The ramps provided access to shrines for people who were no longer so mobile, for example due to disabilities.
This is the view of an American researcher in the journal Antiquity . It is based, among other things, on an analysis of public buildings erected by the ancient Greeks. She also studied ancient sources that reveal that people with disabilities in ancient Greece were not left out, but played a significant role in their families and the community they were part of.
It has been known for some time that the temples that the ancient Greeks had built often had ramps. However, it is generally assumed that they were used to drive in sacrificial animals or other heavy objects or – during construction – to facilitate the supply and removal of building materials. But the new research by scientist Debby Sneed changes our view of these ramps and the ancient Greeks themselves.
In her study, she notes that many of the ramps were probably intended to enable people with disabilities to enter the buildings. She draws that conclusion based on the fact that many of the ramps only provide access to main buildings, while the outbuildings – where you would expect sacrificial animals to be delivered, for example – have to do without a ramp. Sneed also dismisses the idea that the ramps were used during construction to supply and remove materials. The construction of ramps was too expensive and time-consuming to let them arise for temporary purposes. Moreover, Sneed argues, they always led to the temple platform and not to the roof, where the application of such a ramp could really come in handy during construction work. Finally, she also points out that the early Greeks raised heavy building materials very early – sometime in the seventh century BC – instead of, for example, driving them up such a ramp. The idea that the ancient Greeks did not need a ramp to move heavy (and precious) metals and other objects is supported by the fact that buildings in which they were usually stored do not have a ramp.
In Search of Healing

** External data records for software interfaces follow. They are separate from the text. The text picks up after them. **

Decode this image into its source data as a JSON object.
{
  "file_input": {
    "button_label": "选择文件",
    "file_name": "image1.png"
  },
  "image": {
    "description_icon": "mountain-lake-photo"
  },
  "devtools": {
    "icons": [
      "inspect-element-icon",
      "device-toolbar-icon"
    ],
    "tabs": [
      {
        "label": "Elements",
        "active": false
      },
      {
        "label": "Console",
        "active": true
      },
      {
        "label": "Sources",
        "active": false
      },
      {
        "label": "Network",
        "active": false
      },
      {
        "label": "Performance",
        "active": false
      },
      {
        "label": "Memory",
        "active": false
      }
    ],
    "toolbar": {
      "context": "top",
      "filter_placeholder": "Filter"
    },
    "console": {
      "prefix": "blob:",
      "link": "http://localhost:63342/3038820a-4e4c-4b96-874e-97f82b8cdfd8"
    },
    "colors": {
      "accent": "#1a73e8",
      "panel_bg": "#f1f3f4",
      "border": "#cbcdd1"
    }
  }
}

Buildings that are noticeably found to have ramps are shrines erected for gods whose people expected healing. As an example, Sneed quotes the sanctuary of Asklepios – the god of healing and medicine – in Epidauros, which has no fewer than eleven ramps. That is considerably more than the shrine erected in the same period in honor of Zeus in Olympia, which has only two ramps. “The available evidence points to a trend of healing shrines, where many people with a wide range of illnesses, injuries and conditions had more ramps than non-healing shrines,” Sneed concludes.
The idea that the ancient Greeks took into account people who were less mobile when designing buildings may seem a bit surprising, Sneed acknowledges in conversation with Scientias.nl. “We assume that the ancient Greeks excluded or even killed people with disabilities. For example, there is a story in which the Spartans kill disabled children. But on closer inspection, it is not all that simple. For example, next year an article will be published by me that shows that the ancient Greeks did not kill disabled children at all and that the alleged evidence has been misinterpreted all along. ” An analysis of numerous sources endorses the idea that people with disabilities or who were not so mobile for other reasons still had a place in Greek society. In her study, for example, Sneed cites various sources that mention influential people with disabilities. In fact, there are some Greek gods that myths say were less mobile. There are also indications that the ancient Greeks did not just let it go when one of them, for example, was seriously injured during war or an accident. For example, we know that the Greeks made prostheses to help people who lost their lower legs walk again. “Individuals (who were less mobile, ed.) Could – and were – be respected generals or kings or be revered as gods,” said Sneed. “They were also depicted in various art forms and buried in local cemeteries in a traditional way.” “Individuals (who were less mobile, ed.) Could – and were – be respected generals or kings or be revered as gods,” said Sneed. “They were also depicted in various art forms and buried in local cemeteries in a traditional way.” “Individuals (who were less mobile, ed.) Could – and were – be respected generals or kings or be revered as gods,” said Sneed. “They were also depicted in various art forms and buried in local cemeteries in a traditional way.”
The Greek approach
With that in mind, it is not surprising that the Greeks also keep their buildings accessible to people who are less mobile. That it comes as a surprise to us has more to do with how we look at the ancient Greeks – and ourselves. “We assume that only modern ‘progressive’ societies take the trouble to care for people with disabilities. But the ancient Greeks had an instrumental approach to life in general. They didn’t have to build healing shrines that people could go to and ask for healing from the god Asklepios, but they did. And when they did, they kept their target audience in mind – the people who wanted to visit this shrine – and then they built it so that it was accessible to these people. ”
We can still learn from that in our time. “In modern times, we tell ourselves that we make buildings wheelchair accessible because we are better or morally superior, but actually we need to make these buildings accessible, because people with disabilities are fully functioning members of our society and simply have the same access as everyone else. “